### [BRIEF]
For this task, every record below must be reproduced exactly.

### [Records drawn from a dataset]
##########
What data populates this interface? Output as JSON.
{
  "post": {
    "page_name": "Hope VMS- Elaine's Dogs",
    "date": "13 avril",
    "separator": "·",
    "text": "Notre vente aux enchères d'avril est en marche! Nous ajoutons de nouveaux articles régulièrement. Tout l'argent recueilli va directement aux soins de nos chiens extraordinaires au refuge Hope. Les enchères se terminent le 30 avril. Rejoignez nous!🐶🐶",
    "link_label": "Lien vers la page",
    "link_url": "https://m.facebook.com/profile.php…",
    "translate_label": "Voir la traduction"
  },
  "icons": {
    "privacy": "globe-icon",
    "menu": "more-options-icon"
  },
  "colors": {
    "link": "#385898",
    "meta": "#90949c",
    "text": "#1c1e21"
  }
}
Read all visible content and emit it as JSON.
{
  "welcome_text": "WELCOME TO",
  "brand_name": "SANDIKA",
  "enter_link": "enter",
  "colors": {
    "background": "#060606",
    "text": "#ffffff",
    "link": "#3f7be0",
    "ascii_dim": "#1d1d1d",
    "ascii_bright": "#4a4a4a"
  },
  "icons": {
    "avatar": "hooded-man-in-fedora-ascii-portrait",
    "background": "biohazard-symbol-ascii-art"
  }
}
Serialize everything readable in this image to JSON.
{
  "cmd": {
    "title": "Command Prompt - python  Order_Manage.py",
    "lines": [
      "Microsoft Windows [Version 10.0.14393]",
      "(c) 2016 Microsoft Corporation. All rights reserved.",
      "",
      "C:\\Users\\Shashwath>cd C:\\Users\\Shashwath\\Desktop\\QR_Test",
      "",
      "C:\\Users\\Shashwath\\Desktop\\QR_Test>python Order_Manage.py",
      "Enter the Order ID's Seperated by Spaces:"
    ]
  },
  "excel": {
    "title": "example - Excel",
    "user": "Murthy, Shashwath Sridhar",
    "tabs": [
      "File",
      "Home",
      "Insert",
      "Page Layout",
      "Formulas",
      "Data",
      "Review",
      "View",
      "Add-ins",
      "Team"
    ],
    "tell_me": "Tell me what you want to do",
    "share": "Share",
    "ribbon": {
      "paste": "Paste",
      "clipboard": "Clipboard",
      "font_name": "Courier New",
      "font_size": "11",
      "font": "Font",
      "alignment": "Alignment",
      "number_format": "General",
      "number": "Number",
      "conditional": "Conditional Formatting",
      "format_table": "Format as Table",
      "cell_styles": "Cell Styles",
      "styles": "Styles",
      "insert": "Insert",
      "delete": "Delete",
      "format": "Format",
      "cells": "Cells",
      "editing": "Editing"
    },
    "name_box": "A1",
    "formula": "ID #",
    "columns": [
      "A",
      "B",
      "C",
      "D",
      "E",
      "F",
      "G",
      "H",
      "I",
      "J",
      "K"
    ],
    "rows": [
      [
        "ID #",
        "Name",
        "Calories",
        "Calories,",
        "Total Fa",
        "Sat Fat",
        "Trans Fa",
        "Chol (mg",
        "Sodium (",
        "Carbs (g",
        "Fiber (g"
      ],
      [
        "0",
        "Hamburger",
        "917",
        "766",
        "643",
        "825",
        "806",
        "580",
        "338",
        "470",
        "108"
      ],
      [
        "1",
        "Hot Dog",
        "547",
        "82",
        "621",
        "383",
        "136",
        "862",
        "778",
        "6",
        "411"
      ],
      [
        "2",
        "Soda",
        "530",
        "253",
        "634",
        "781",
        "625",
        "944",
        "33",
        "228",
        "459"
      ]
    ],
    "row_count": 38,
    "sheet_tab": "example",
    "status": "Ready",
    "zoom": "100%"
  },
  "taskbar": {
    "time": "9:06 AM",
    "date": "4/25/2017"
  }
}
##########
### [COMPLETED TASK]
What data populates this interface? Output as JSON.
{
  "post": {
    "page_name": "Hope VMS- Elaine's Dogs",
    "date": "13 avril",
    "separator": "·",
    "text": "Notre vente aux enchères d'avril est en marche! Nous ajoutons de nouveaux articles régulièrement. Tout l'argent recueilli va directement aux soins de nos chiens extraordinaires au refuge Hope. Les enchères se terminent le 30 avril. Rejoignez nous!🐶🐶",
    "link_label": "Lien vers la page",
    "link_url": "https://m.facebook.com/profile.php…",
    "translate_label": "Voir la traduction"
  },
  "icons": {
    "privacy": "globe-icon",
    "menu": "more-options-icon"
  },
  "colors": {
    "link": "#385898",
    "meta": "#90949c",
    "text": "#1c1e21"
  }
}
Read all visible content and emit it as JSON.
{
  "welcome_text": "WELCOME TO",
  "brand_name": "SANDIKA",
  "enter_link": "enter",
  "colors": {
    "background": "#060606",
    "text": "#ffffff",
    "link": "#3f7be0",
    "ascii_dim": "#1d1d1d",
    "ascii_bright": "#4a4a4a"
  },
  "icons": {
    "avatar": "hooded-man-in-fedora-ascii-portrait",
    "background": "biohazard-symbol-ascii-art"
  }
}
Serialize everything readable in this image to JSON.
{
  "cmd": {
    "title": "Command Prompt - python  Order_Manage.py",
    "lines": [
      "Microsoft Windows [Version 10.0.14393]",
      "(c) 2016 Microsoft Corporation. All rights reserved.",
      "",
      "C:\\Users\\Shashwath>cd C:\\Users\\Shashwath\\Desktop\\QR_Test",
      "",
      "C:\\Users\\Shashwath\\Desktop\\QR_Test>python Order_Manage.py",
      "Enter the Order ID's Seperated by Spaces:"
    ]
  },
  "excel": {
    "title": "example - Excel",
    "user": "Murthy, Shashwath Sridhar",
    "tabs": [
      "File",
      "Home",
      "Insert",
      "Page Layout",
      "Formulas",
      "Data",
      "Review",
      "View",
      "Add-ins",
      "Team"
    ],
    "tell_me": "Tell me what you want to do",
    "share": "Share",
    "ribbon": {
      "paste": "Paste",
      "clipboard": "Clipboard",
      "font_name": "Courier New",
      "font_size": "11",
      "font": "Font",
      "alignment": "Alignment",
      "number_format": "General",
      "number": "Number",
      "conditional": "Conditional Formatting",
      "format_table": "Format as Table",
      "cell_styles": "Cell Styles",
      "styles": "Styles",
      "insert": "Insert",
      "delete": "Delete",
      "format": "Format",
      "cells": "Cells",
      "editing": "Editing"
    },
    "name_box": "A1",
    "formula": "ID #",
    "columns": [
      "A",
      "B",
      "C",
      "D",
      "E",
      "F",
      "G",
      "H",
      "I",
      "J",
      "K"
    ],
    "rows": [
      [
        "ID #",
        "Name",
        "Calories",
        "Calories,",
        "Total Fa",
        "Sat Fat",
        "Trans Fa",
        "Chol (mg",
        "Sodium (",
        "Carbs (g",
        "Fiber (g"
      ],
      [
        "0",
        "Hamburger",
        "917",
        "766",
        "643",
        "825",
        "806",
        "580",
        "338",
        "470",
        "108"
      ],
      [
        "1",
        "Hot Dog",
        "547",
        "82",
        "621",
        "383",
        "136",
        "862",
        "778",
        "6",
        "411"
      ],
      [
        "2",
        "Soda",
        "530",
        "253",
        "634",
        "781",
        "625",
        "944",
        "33",
        "228",
        "459"
      ]
    ],
    "row_count": 38,
    "sheet_tab": "example",
    "status": "Ready",
    "zoom": "100%"
  },
  "taskbar": {
    "time": "9:06 AM",
    "date": "4/25/2017"
  }
}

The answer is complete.